**About this exercise**. Run through the data and copy out every line that mentions the word "集体涨价".

Exercise data section start

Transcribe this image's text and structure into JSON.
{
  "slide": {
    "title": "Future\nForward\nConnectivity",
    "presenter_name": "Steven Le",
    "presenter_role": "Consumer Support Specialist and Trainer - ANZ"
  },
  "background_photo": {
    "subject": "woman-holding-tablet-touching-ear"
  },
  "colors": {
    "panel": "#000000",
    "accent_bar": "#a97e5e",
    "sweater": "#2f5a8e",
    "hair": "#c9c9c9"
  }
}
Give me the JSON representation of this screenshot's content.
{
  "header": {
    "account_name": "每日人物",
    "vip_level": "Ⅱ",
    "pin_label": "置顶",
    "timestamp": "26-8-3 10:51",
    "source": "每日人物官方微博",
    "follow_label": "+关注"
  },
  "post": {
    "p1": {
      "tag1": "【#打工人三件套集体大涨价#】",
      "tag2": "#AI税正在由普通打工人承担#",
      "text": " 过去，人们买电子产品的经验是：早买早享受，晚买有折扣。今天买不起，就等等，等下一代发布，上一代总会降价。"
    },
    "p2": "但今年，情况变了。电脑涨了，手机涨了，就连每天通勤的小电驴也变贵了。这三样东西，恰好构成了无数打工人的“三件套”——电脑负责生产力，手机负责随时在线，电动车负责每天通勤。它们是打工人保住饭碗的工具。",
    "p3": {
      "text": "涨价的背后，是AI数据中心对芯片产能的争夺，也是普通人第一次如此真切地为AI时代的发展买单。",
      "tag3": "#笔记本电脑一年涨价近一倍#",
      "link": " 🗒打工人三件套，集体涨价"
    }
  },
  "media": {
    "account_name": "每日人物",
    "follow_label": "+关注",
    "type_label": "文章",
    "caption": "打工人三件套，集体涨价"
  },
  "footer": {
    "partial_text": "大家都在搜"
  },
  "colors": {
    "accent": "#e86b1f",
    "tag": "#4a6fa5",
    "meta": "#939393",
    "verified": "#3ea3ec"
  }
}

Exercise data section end

**Output for this exercise**.
      "link": " 🗒打工人三件套，集体涨价"
    "caption": "打工人三件套，集体涨价"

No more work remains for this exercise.